Reporting Results

Surprisingly, there are not a lot of Off-the-Shelf reporting tools for unit tests (or other automated checks) nor report output formats. There are generally two reporting formats with spotty support: TAP and XUnit. Similarly, for reporting tools, only these three options were found: SonarQube, TestLink, and Smolder.


Both Smolder and TestLink are focused on content management of test specifications, plans, and requirements. SonarQube is focused on code analysis and reporting metrics that may indicate overall product quality. For reporting, if already using one of these tools, it is worth investigating the results of integrating JavaScript unit tests. However, it may be overkill for some teams and may be difficult to migrate to a different future solution if keeping the report history is important.


Since Mocha offers output in both TAP and XUnit, it could be sufficient to build a custom reporting tool that processes these outputs and displays the state of all checks. If the goal is to never leave checks failing, a custom reporter would be a better choice. It would be designed to only display information relevant to the team (see Image 1).

Image 1: Custom Domain-based Unit Test Reporter

Research Session – Reporting Outputs of Automation

There is an underwhelming quantity of test reporting options. The protocols for integration are few (XUnit and TAP) and the few tools that I found are not focused on reporting.

If adopting a reporting tool, I would recommend using SonarQube. If using this tool, then the report output best supported is XUnit.

An alternative approach would be to build a custom reporting tool and dashboard, that reflects the team’s Domain Model and surfaces only relevant information.

Session notes below the fold…

Continue reading Research Session – Reporting Outputs of Automation

Research Session – JS UT Experimentation

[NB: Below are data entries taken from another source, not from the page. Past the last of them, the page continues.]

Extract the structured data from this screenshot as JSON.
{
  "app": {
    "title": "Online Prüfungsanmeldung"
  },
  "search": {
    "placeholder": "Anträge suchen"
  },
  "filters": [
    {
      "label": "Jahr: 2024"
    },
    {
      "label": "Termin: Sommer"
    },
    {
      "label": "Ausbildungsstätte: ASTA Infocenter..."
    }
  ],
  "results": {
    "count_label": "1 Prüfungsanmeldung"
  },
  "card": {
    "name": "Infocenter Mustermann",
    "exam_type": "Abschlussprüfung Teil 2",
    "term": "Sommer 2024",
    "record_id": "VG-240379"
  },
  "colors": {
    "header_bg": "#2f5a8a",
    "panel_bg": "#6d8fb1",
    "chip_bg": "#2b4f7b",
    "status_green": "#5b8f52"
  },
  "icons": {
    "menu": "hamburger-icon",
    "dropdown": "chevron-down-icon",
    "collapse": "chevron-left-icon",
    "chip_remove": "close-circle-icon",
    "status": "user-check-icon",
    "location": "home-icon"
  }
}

Recommend starting with Chai.js + Mocha, and Sinon.js for mocking when necessary. 

A lot of the test libraries available are similar, so it is hard to go wrong. Chai.js appears to be commonly used and also integrated into larger frameworks. Since Chai is just a test authoring library, there is still need for a tool to execute the tests. For current needs, Mocha has good support and a lot of reporting output options. At this point, the added benefits provided by do not add immediate value for me, but transitioning to it from Mocha should not be difficult.

Further analysis plans

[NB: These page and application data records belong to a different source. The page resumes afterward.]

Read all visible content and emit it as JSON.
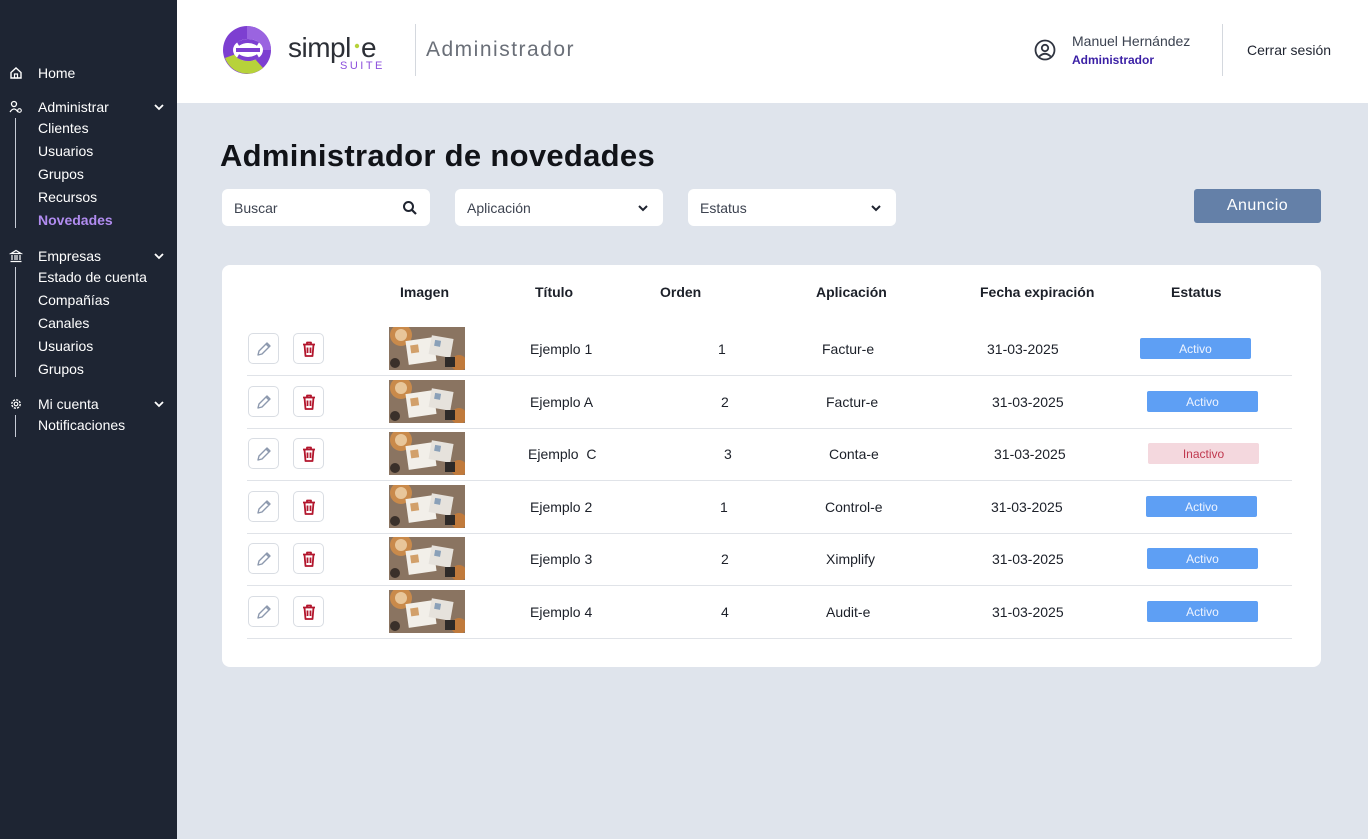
{
  "sidebar": {
    "home": "Home",
    "administrar": {
      "label": "Administrar",
      "items": [
        "Clientes",
        "Usuarios",
        "Grupos",
        "Recursos",
        "Novedades"
      ]
    },
    "empresas": {
      "label": "Empresas",
      "items": [
        "Estado de cuenta",
        "Compañías",
        "Canales",
        "Usuarios",
        "Grupos"
      ]
    },
    "mi_cuenta": {
      "label": "Mi cuenta",
      "items": [
        "Notificaciones"
      ]
    },
    "active_item": "Novedades"
  },
  "header": {
    "logo_text": "simpl·e",
    "logo_sub": "SUITE",
    "section": "Administrador",
    "user_name": "Manuel Hernández",
    "user_role": "Administrador",
    "logout": "Cerrar sesión"
  },
  "main": {
    "title": "Administrador de novedades",
    "search_placeholder": "Buscar",
    "app_select": "Aplicación",
    "status_select": "Estatus",
    "new_button": "Anuncio"
  },
  "table": {
    "headers": {
      "imagen": "Imagen",
      "titulo": "Título",
      "orden": "Orden",
      "aplicacion": "Aplicación",
      "fecha": "Fecha expiración",
      "estatus": "Estatus"
    },
    "rows": [
      {
        "titulo": "Ejemplo 1",
        "orden": "1",
        "aplicacion": "Factur-e",
        "fecha": "31-03-2025",
        "estatus": "Activo",
        "active": true
      },
      {
        "titulo": "Ejemplo A",
        "orden": "2",
        "aplicacion": "Factur-e",
        "fecha": "31-03-2025",
        "estatus": "Activo",
        "active": true
      },
      {
        "titulo": "Ejemplo  C",
        "orden": "3",
        "aplicacion": "Conta-e",
        "fecha": "31-03-2025",
        "estatus": "Inactivo",
        "active": false
      },
      {
        "titulo": "Ejemplo 2",
        "orden": "1",
        "aplicacion": "Control-e",
        "fecha": "31-03-2025",
        "estatus": "Activo",
        "active": true
      },
      {
        "titulo": "Ejemplo 3",
        "orden": "2",
        "aplicacion": "Ximplify",
        "fecha": "31-03-2025",
        "estatus": "Activo",
        "active": true
      },
      {
        "titulo": "Ejemplo 4",
        "orden": "4",
        "aplicacion": "Audit-e",
        "fecha": "31-03-2025",
        "estatus": "Activo",
        "active": true
      }
    ]
  },
  "colors": {
    "sidebar_bg": "#1e2533",
    "accent_active": "#b18cf0",
    "badge_active": "#5e9ff4",
    "badge_inactive": "#f4d8de",
    "button": "#6480a8",
    "delete_icon": "#b3162d"
  },
  "icons": {
    "home": "home-icon",
    "admin": "admin-icon",
    "empresas": "building-icon",
    "cuenta": "gear-icon",
    "user": "user-circle-icon",
    "search": "search-icon",
    "edit": "pencil-icon",
    "delete": "trash-icon"
  }
}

  • Look into Test Runner outputs and how they might integrate into JUnit reports

Simplistic examples created during experimentation can be found on Github here.

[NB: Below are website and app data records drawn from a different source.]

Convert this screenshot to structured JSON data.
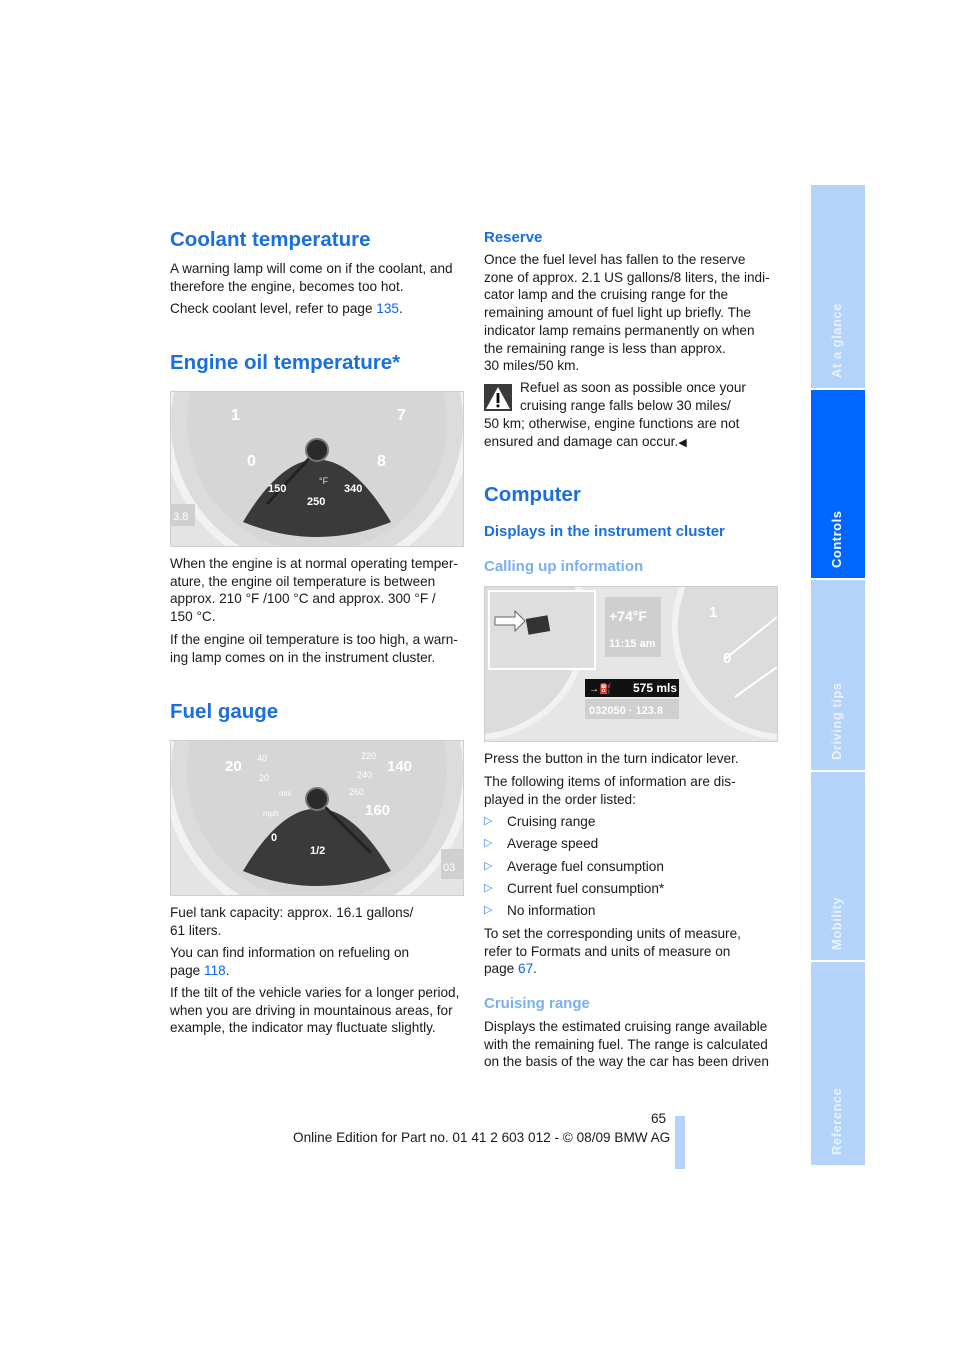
{
  "left": {
    "coolant": {
      "title": "Coolant temperature",
      "p1": "A warning lamp will come on if the coolant, and\ntherefore the engine, becomes too hot.",
      "p2_text": "Check coolant level, refer to page ",
      "p2_link": "135",
      "p2_end": "."
    },
    "engine_oil": {
      "title": "Engine oil temperature*",
      "gauge_labels": [
        "1",
        "7",
        "0",
        "8",
        "150",
        "250",
        "340",
        "°F",
        "3.8"
      ],
      "p1": "When the engine is at normal operating temper-\nature, the engine oil temperature is between\napprox. 210 °F /100 °C and approx. 300 °F /\n150 °C.",
      "p2": "If the engine oil temperature is too high, a warn-\ning lamp comes on in the instrument cluster."
    },
    "fuel": {
      "title": "Fuel gauge",
      "gauge_labels": [
        "20",
        "40",
        "20",
        "140",
        "220",
        "240",
        "260",
        "160",
        "0",
        "1/2",
        "mls",
        "mph",
        "03"
      ],
      "p1": "Fuel tank capacity: approx. 16.1 gallons/\n61 liters.",
      "p2_text": "You can find information on refueling on\npage ",
      "p2_link": "118",
      "p2_end": ".",
      "p3": "If the tilt of the vehicle varies for a longer period,\nwhen you are driving in mountainous areas, for\nexample, the indicator may fluctuate slightly."
    }
  },
  "right": {
    "reserve": {
      "title": "Reserve",
      "p1": "Once the fuel level has fallen to the reserve\nzone of approx. 2.1 US gallons/8 liters, the indi-\ncator lamp and the cruising range for the\nremaining amount of fuel light up briefly. The\nindicator lamp remains permanently on when\nthe remaining range is less than approx.\n30 miles/50 km.",
      "warning_first": "Refuel as soon as possible once your\ncruising range falls below 30 miles/",
      "warning_rest": "50 km; otherwise, engine functions are not\nensured and damage can occur.",
      "warning_icon": "warning-triangle",
      "end_mark": "◀"
    },
    "computer": {
      "title": "Computer",
      "subtitle": "Displays in the instrument cluster",
      "calling_title": "Calling up information",
      "display": {
        "temp": "+74°F",
        "time": "11:15 am",
        "range": "575 mls",
        "odometer": "032050 · 123.8",
        "gauge_digits": [
          "1",
          "0"
        ]
      },
      "p1": "Press the button in the turn indicator lever.",
      "p2": "The following items of information are dis-\nplayed in the order listed:",
      "items": [
        "Cruising range",
        "Average speed",
        "Average fuel consumption",
        "Current fuel consumption*",
        "No information"
      ],
      "bullet_icon": "▷",
      "p3_text": "To set the corresponding units of measure,\nrefer to Formats and units of measure on\npage ",
      "p3_link": "67",
      "p3_end": ".",
      "cruising_title": "Cruising range",
      "p4": "Displays the estimated cruising range available\nwith the remaining fuel. The range is calculated\non the basis of the way the car has been driven"
    }
  },
  "footer": {
    "page_number": "65",
    "edition": "Online Edition for Part no. 01 41 2 603 012 - © 08/09 BMW AG"
  },
  "side_tabs": [
    {
      "label": "At a glance",
      "active": false
    },
    {
      "label": "Controls",
      "active": true
    },
    {
      "label": "Driving tips",
      "active": false
    },
    {
      "label": "Mobility",
      "active": false
    },
    {
      "label": "Reference",
      "active": false
    }
  ],
  "colors": {
    "accent": "#1a6fe0",
    "tab_active": "#0066ff",
    "tab_inactive": "#b3d3fb",
    "subheading_light": "#7ab0ee"
  }
}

Session notes below the fold…

Continue reading Research Session – JS UT Experimentation

Research Session – Javascript Unit Testing

Report Summary:

  • Much like the rest of the Javascript ecosystem, there are a lot of options for any given problem and not a lot of community consensus
  • There are two aspects of JS testing needing to be addressed: tools to test (libraries) and tools to report results (test runners)
  • When selecting libraries, there are two style choices: TDD (Test Driven Development) vs. BDD (Behaviour Driven Development)
    Historically, our company has been more comfortable with TDD
  • Chai.js is a TDD library that looks like a good place to begin learning and experimenting with test authoring
  • Still not sure of pros/cons between test runners
  • Further analysis plans

Session notes below the fold…

Continue reading Research Session – Javascript Unit Testing

Test Sessions – Research Sessions

My responsibilities include researching and investigating tools to help others test software. I was recently asked to investigate options for helping developers author Unit Tests for Javascript applications.

While thinking about performing the investigation, it came to me that I was testing something: a domain of knowledge. And what is a good tool to record such testing? Test Sessions!

So, I am experimenting with this idea. I gave thought to my mission, wrote up an initial charter of exploration ideas, and have begun recording my path through the internet and contacts to learn more on Javascript unit testing.  Once I wrap it up, I will likely have more charters to explore and can try my hand at my first test report to hand back to the person requesting this information 🙂